When no one else is in the room, or at least no one intrusive, the best jazz musicians swing wonderfully — free of the pressure of the audience, the lights, the microphones. Dan Barrett (trombone, cornet, vocal, composer – arranger AND swing pianist) is a fine example. Here he is, just playing for his own delight and the pleasure of sitting at a well-tuned Bosendorfer.  Ninety seconds of I’LL ALWAYS BE IN LOVE WITH YOU — a performance, that although Dan makes little of it, ambles and floats and reminds us of how the Basieties, vocally and instrumentally, loved this song in the glory days of 1937 and beyond:

Thank you, Dan, for making this corner of a dark room into a Hot Spot of Rhythm — in sixty-four bars, no more, and for letting me share this Interlude with the world.

May your happiness increase!

“DU HOLDE KUNST”: MICHAEL KANAN and PETER BERNSTEIN at THE DRAWING ROOM (Feb. 12, 2012)

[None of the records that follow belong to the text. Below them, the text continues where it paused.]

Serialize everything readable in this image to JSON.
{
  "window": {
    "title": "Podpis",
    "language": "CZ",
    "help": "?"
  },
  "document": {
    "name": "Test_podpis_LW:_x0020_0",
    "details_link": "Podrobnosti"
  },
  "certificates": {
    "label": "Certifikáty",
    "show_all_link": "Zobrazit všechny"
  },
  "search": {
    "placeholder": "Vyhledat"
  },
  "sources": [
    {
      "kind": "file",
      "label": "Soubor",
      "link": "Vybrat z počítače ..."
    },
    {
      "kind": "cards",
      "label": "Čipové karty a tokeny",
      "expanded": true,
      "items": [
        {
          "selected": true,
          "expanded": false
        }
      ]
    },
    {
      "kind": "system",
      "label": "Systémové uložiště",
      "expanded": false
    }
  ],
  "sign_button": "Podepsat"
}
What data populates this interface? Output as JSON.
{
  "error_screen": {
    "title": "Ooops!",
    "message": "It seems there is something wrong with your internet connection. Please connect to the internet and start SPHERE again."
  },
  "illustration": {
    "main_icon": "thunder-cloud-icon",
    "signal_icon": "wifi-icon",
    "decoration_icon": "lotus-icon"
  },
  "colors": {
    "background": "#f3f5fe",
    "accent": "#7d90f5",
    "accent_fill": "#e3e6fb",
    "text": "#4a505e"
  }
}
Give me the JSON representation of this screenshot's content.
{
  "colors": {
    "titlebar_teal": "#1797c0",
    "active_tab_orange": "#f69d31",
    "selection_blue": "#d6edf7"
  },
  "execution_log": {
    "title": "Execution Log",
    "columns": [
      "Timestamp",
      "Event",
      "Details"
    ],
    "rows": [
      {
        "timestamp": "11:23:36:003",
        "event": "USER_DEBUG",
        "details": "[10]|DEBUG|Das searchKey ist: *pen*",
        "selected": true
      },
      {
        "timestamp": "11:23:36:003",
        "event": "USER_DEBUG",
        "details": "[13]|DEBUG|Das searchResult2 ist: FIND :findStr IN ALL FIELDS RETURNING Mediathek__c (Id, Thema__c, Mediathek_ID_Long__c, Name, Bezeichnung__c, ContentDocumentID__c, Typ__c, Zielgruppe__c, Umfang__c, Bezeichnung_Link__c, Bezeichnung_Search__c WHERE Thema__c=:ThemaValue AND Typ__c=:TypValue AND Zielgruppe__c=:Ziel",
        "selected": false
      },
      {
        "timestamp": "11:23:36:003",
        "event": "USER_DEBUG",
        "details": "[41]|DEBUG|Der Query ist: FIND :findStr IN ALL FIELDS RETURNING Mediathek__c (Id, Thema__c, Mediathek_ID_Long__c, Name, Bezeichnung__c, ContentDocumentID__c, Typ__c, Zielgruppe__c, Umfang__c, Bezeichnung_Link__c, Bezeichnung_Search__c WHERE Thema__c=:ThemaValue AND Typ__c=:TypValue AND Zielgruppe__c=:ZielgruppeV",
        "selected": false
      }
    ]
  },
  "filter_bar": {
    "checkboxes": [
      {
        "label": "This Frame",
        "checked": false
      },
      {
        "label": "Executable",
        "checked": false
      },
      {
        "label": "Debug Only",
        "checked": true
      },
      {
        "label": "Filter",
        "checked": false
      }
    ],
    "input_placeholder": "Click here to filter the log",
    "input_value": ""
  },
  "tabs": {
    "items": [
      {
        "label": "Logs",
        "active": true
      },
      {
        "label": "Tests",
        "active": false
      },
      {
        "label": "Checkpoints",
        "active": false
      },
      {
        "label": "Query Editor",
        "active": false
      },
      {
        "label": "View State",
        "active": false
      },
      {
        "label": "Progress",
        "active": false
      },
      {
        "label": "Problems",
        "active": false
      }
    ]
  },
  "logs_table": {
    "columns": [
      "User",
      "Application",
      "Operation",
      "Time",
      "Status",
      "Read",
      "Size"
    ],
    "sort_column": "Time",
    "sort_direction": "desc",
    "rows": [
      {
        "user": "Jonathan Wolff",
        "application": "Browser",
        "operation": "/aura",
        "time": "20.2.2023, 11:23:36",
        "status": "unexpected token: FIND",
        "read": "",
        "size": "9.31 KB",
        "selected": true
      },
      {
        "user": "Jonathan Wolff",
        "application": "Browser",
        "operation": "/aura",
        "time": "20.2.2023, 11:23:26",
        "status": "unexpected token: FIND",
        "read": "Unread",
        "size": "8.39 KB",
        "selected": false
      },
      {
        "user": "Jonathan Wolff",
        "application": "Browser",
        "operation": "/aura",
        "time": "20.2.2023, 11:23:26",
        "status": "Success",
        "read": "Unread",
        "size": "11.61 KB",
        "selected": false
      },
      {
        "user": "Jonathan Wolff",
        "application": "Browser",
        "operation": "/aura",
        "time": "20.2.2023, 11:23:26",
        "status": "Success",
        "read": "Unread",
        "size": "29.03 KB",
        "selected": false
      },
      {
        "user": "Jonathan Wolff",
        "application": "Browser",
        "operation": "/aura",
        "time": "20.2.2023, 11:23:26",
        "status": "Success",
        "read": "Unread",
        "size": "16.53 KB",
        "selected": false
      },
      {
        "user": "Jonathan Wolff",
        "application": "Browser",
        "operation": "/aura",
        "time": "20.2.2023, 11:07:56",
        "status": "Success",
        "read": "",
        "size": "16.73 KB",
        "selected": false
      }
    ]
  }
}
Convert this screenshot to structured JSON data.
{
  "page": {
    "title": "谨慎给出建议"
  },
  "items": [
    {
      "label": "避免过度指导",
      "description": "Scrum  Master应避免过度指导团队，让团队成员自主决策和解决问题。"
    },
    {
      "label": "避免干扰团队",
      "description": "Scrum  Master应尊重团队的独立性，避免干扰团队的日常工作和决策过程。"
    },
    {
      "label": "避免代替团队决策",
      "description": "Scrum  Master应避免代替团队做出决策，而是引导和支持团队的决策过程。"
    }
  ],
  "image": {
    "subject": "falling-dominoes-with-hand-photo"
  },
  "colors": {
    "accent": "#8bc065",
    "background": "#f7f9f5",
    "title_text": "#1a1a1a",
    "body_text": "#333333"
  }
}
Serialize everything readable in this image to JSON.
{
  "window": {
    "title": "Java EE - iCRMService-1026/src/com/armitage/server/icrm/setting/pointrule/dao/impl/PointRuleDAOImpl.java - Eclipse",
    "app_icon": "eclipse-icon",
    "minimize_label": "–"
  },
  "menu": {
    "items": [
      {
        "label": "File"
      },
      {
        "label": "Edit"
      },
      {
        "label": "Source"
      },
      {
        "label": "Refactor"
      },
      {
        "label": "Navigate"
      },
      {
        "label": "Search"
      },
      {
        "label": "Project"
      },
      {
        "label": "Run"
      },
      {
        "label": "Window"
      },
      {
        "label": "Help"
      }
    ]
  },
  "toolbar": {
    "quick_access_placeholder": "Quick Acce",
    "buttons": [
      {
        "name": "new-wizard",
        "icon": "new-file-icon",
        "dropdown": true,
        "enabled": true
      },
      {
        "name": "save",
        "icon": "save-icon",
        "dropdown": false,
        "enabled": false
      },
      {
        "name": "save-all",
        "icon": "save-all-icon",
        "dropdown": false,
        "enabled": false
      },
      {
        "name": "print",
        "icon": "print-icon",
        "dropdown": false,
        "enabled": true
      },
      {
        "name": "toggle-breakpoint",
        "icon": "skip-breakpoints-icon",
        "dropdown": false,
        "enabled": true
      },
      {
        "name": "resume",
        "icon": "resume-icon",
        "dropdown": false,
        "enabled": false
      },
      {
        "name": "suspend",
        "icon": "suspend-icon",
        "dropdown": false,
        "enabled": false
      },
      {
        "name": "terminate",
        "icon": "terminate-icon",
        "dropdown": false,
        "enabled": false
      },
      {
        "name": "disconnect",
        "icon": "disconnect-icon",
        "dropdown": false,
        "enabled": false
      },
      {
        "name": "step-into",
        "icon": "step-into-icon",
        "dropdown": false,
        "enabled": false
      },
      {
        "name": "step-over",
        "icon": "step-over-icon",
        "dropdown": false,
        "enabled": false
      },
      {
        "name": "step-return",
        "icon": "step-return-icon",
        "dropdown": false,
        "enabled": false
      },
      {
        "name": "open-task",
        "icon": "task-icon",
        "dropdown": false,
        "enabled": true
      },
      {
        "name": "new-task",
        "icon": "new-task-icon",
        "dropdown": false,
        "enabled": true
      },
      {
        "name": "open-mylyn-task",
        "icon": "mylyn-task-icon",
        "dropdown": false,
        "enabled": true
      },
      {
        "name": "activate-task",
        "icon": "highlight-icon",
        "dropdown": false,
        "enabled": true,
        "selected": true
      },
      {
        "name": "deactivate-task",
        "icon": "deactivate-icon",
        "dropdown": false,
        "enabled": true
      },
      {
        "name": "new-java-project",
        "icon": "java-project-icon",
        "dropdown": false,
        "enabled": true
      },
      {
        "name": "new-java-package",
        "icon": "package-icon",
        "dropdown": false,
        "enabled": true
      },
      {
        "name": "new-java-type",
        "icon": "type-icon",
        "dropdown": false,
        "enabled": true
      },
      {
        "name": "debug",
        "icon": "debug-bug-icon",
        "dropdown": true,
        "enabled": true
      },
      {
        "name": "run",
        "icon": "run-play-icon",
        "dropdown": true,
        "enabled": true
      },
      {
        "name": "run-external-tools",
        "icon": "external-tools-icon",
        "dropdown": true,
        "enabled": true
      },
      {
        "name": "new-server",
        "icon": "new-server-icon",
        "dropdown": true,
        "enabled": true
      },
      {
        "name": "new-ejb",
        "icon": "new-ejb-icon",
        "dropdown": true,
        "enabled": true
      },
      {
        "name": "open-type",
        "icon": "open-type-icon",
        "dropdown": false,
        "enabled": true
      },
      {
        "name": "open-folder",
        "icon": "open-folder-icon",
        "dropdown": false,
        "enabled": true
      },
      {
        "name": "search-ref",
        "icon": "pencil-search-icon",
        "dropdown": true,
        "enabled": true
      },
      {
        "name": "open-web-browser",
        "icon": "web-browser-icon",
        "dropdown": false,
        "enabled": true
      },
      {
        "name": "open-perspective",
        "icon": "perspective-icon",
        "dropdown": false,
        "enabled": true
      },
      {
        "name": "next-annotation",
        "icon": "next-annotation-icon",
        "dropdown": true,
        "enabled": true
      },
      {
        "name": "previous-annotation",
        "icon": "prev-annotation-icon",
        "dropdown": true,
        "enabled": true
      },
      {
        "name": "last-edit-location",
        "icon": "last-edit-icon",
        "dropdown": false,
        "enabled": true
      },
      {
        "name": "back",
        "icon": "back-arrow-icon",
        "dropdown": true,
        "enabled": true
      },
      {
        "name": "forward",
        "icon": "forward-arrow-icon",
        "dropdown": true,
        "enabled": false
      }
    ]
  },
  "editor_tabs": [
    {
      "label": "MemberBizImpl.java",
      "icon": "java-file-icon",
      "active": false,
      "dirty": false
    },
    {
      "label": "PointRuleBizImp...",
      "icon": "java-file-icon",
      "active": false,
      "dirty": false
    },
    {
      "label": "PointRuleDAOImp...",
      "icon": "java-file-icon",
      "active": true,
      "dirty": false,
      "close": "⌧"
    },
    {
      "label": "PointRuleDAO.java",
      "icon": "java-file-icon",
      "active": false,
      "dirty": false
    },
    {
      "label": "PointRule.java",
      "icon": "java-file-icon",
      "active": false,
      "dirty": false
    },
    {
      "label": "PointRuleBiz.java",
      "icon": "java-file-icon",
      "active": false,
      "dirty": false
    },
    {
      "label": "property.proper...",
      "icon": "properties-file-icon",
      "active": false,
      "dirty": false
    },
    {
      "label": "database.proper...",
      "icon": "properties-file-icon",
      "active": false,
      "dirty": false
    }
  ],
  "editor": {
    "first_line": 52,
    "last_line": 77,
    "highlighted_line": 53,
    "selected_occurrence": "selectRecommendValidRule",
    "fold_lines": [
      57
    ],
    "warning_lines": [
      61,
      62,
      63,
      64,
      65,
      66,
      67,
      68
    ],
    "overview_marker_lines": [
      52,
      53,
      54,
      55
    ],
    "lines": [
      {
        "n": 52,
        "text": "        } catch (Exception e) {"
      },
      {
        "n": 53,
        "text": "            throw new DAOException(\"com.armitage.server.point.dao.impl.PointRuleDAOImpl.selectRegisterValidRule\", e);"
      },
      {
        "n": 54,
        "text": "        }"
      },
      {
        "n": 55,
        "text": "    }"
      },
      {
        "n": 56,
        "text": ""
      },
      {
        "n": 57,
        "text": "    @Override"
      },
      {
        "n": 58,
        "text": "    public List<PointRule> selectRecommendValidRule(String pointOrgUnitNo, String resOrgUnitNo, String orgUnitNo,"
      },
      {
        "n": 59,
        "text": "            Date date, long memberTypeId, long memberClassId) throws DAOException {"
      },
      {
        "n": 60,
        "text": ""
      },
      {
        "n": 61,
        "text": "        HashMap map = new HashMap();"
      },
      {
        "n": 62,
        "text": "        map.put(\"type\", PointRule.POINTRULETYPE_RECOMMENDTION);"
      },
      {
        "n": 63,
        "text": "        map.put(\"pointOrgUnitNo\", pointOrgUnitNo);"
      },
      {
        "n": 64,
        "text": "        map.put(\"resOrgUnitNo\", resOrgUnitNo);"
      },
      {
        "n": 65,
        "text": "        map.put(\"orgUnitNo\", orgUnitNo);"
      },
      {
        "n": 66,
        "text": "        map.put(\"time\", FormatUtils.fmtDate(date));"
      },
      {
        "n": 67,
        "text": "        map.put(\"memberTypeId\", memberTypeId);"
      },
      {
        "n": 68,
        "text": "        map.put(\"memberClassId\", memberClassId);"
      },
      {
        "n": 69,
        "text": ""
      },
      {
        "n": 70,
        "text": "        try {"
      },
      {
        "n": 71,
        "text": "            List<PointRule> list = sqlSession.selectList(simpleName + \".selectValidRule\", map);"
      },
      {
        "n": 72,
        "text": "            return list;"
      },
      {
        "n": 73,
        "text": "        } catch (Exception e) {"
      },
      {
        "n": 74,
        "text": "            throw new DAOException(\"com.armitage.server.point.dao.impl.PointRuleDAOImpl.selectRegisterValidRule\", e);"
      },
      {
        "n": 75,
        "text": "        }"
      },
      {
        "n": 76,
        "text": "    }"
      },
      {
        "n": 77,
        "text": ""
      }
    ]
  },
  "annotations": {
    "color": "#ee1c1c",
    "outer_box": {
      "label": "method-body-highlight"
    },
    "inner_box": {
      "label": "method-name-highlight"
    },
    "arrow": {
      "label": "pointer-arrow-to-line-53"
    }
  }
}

Last Sunday, February 12, 2012, I was privileged to be one of a hushed audience witnessing deeply moving improvisations.  The explorations were created by pianist Michael Kanan and guitarist Peter Bernstein, and these duets took place at Michael’s new venue, “The Drawing Room,” 70 Willoughby Street, Brooklyn, New York.*

I don’t use “Du holde Kunst” — a phrase by Franz von Schober that begins Schubert’s “An die Musik” — “To (the Art) of Music” — lightly.  I knew “holde” as “holy,” although others translate it as “lovely,” “gracious,” “hallowed.”  The source material for the duo improvisations was clearly secular — themes by Van Heusen, Gershwin, Arlen, and others.  But it was clear from the first notes played by either man that we were in the presence of something far from the ordinary.  The audience heard it; you will too.

The music enacted a wonderful paradox: two individualists, each going his own way but intuitively connecting, commenting — creating a synergy that was more than simply adding one instrumental voice to another.  Peter and Michael both spun out clear, translucent lines — but their combination had an orchestral density, although never loud or overly assertive.

Although their approach was serious, even reverent, they are truly playful musicians — you will hear many in-jokes and commentaries, puckish exchanges that made audience members around me smile.

Hear, savor, admire.

IT COULD HAPPEN TO YOU

COME RAIN OR COME SHINE

EMBRACEABLE YOU

YOU STEPPED OUT OF A DREAM

SOFTLY, AS IN A MORNING SUNRISE

WHAT IS THIS THING CALLED LOVE?

*The Drawing Room is a large quiet airy room with a fine piano and breathing space.  Michael plans to have events like this one several times a month; the admission price was only $10; I found parking, and the subway stop is just a few hundred feet away.